Sydney has been divided into two cities according to “postcode privilege”, where one community is free and another is “stigmatized” and shut down.
Sydney has been transformed into “two classes of people” by rules that unfairly punish one region over another.
That is the opinion of Khal Asfour, the mayor of Canterbury-Bankstown, who is tired of seeing his constituents police stricter than those in more affluent suburbs like Bondi Beach.
He says he is “angry” and “frustrated” after seeing crowds flock to the beaches of the eastern suburbs in hot weather over the weekend, while members of his community were reportedly arrested for attending a funeral.
“People are arrested when they mourn. The other is going to sunbathe, ”he told the ABCs Q + A program Thursday night.
Cr Asfour referred to the additional lockout rules located at Canterbury-Bankstown and 11 other regions of Sydney where coronavirus cases had increased in recent weeks.
The eastern suburbs are still closed, but they have more freedoms.
“It’s about what’s going to happen … in the foreseeable future,” he said.
“We saw the pictures this weekend from Bondi and Coogee and the beaches of the eastern suburbs.
“When we are stuck at home and we have no hours of recreation, it makes my community frustrated. We are tired after 12 weeks of lockdown now.
“It shows you a double standard in the police. People (on the beach) did not wear masks, were not socially distant. But when someone in my community attends a funeral yesterday, wearing a mask, social distancing, they get arrested. ”
There were more than 10 people at the funeral, which Cr Asfour referred to, which is a violation of applicable lockdown rules.
‘They both violated the Health Order. One is arrested when they mourn, the other is going to sunbathe. It does not make sense, ”said Cr Asfour.
Linda Burney, shadow minister for families and social services, told the program she saw a tale of two cities.
“I definitely see two cities. And from what I hear from people – and I’ve had a lot of interaction with individuals, including Khal over the last week or so – there’s an absolute sense of two cities.
“One where you see people walking to the beach.

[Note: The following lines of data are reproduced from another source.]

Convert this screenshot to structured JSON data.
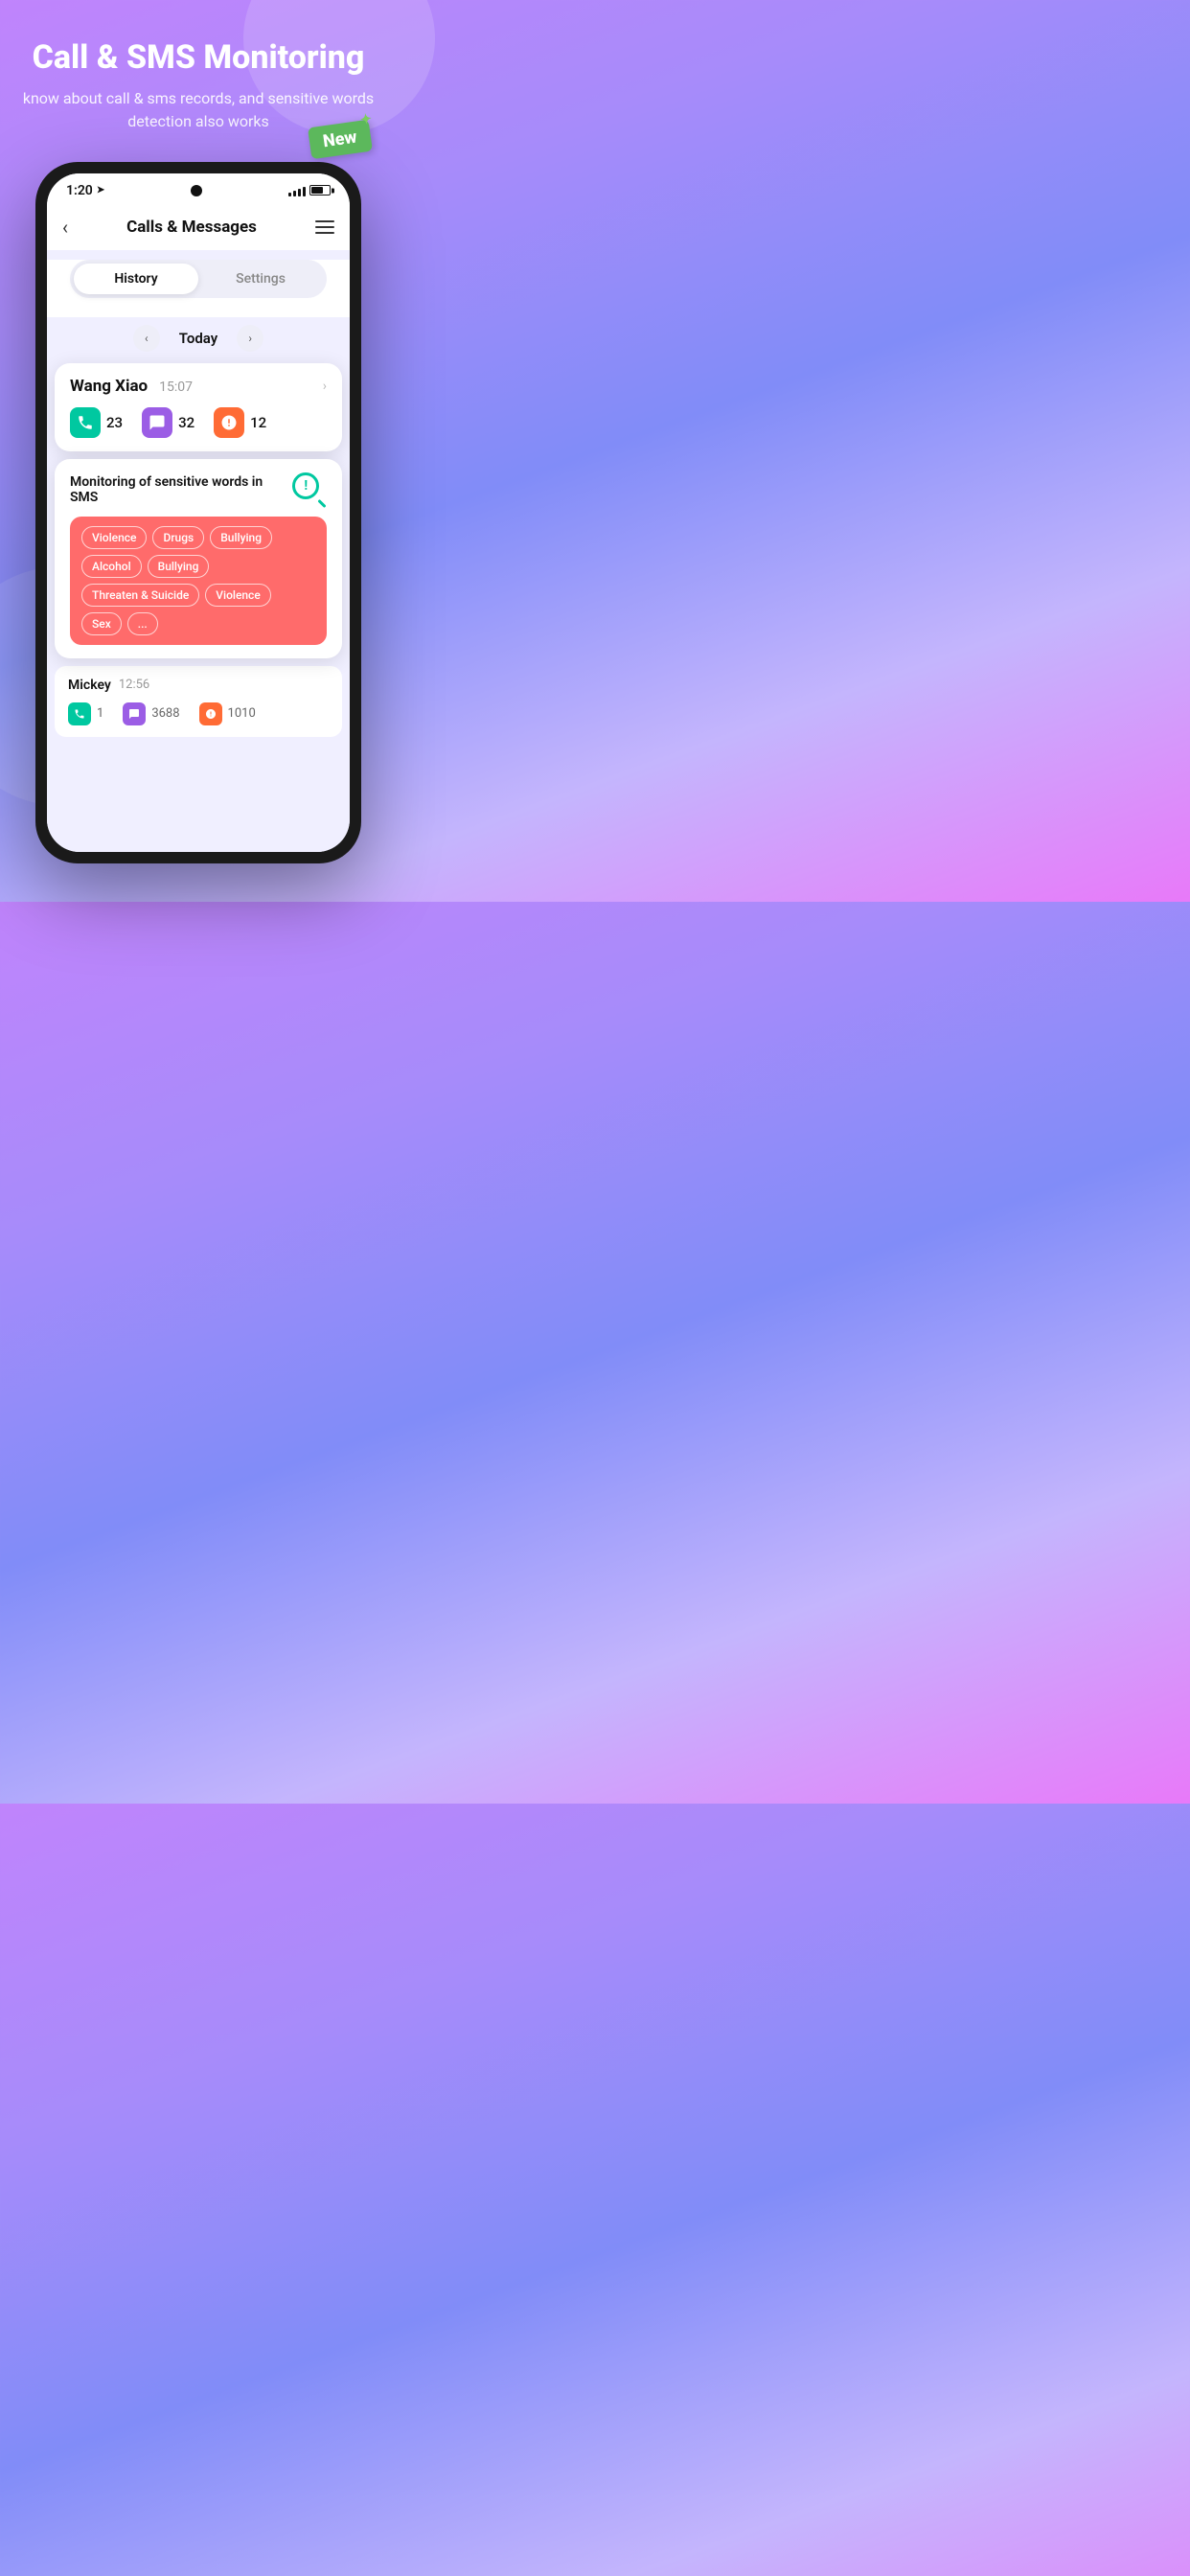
{
  "hero": {
    "title": "Call & SMS Monitoring",
    "subtitle": "know about call & sms records, and sensitive words detection also works"
  },
  "new_badge": "New",
  "status_bar": {
    "time": "1:20",
    "arrow": "➤"
  },
  "app_header": {
    "back": "‹",
    "title": "Calls & Messages"
  },
  "tabs": {
    "history": "History",
    "settings": "Settings"
  },
  "date_nav": {
    "prev": "‹",
    "label": "Today",
    "next": "›"
  },
  "contact_card": {
    "name": "Wang Xiao",
    "time": "15:07",
    "calls": "23",
    "messages": "32",
    "alerts": "12"
  },
  "sensitive_card": {
    "title": "Monitoring of sensitive words in SMS",
    "tags": [
      "Violence",
      "Drugs",
      "Bullying",
      "Alcohol",
      "Bullying",
      "Threaten & Suicide",
      "Violence",
      "Sex",
      "..."
    ]
  },
  "contact_card_2": {
    "name": "Mickey",
    "time": "12:56",
    "calls": "1",
    "messages": "3688",
    "alerts": "1010"
  }
}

And another where you have helicopters flying over you with loud speakers. And that is the reality.
“The other thing I hear a lot in our area is that people do not feel valued. There has been no recognition of the enormous efforts, including from the Islamic community, to counter covid.
“And I actually think the Prime Minister was absolutely tone deaf at the beginning of this to the multicultural nature of the area. And I just hope politics does not get into it. I really do. “
Health Minister Brad Hazzard defended the photos Saturday, declaring “fresh air is the safest place to be” after three months of locking people indoors.
“I know the media wants photographs today of people out and about, they tend to do that, but in general (the beach) is a safe place to be,” he said.
“No, I’m worried about people not being vaccinated.
Channel 10 reporter and media diversity founder Antoinette Lattouf wrote on social media: “If Gladys Berejiklian does not want to see an increase in civil disobedience, stop treating NSW citizens differently based on class and race.
“Mask-free crowds on Bondi against communities in red zone LGAs are fined if they do not wear a mask past their mailbox.”
NSW’s head of health Dr. Kerry Chant had a warning for beachgoers.
“I am aware that many people living in southwestern Sydney and western Sydney do not have access to (the beach) due to the restrictions,” she said on Sunday.
“So for me, it gives me some concern because I’re clearly asking a lot of people from southwest Sydney and western Sydney.
“I want to see that people really respect and they abide by the public health orders when they move. If they walk along the beach. But I did not want crowds, people who got involved, people socialized – that is not what we need at the moment. ”
– with Alex Blair
Originally released as Covid-19 and created ‘two classes of people’ in Australia